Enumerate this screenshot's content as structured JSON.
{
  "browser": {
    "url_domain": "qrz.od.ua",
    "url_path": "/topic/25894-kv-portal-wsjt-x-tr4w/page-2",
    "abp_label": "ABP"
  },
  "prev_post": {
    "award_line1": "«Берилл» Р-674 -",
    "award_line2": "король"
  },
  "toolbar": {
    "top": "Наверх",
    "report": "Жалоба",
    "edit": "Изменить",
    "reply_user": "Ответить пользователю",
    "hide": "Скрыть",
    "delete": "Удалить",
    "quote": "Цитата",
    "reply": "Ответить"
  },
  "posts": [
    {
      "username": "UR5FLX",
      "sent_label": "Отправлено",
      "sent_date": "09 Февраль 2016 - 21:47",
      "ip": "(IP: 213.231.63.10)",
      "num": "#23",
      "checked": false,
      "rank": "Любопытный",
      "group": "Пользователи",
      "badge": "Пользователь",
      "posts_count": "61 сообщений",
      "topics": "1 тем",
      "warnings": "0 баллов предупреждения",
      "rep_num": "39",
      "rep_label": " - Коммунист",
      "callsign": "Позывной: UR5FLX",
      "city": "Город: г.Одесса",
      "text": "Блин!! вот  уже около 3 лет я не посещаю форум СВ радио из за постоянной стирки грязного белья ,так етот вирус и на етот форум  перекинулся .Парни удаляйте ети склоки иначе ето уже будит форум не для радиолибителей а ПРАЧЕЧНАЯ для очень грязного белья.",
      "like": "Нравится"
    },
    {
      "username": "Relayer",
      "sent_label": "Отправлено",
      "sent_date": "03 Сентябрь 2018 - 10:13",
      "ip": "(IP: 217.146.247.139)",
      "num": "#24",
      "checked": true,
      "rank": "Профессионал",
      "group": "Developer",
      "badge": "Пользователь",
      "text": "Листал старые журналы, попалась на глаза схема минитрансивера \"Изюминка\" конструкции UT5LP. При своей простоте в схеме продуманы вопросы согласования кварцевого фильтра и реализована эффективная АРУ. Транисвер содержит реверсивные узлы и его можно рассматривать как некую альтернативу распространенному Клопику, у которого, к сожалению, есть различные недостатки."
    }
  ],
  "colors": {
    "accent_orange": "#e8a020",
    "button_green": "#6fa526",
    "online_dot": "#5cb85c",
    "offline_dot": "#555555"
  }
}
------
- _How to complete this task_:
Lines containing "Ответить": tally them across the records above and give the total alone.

- _Output below_:
2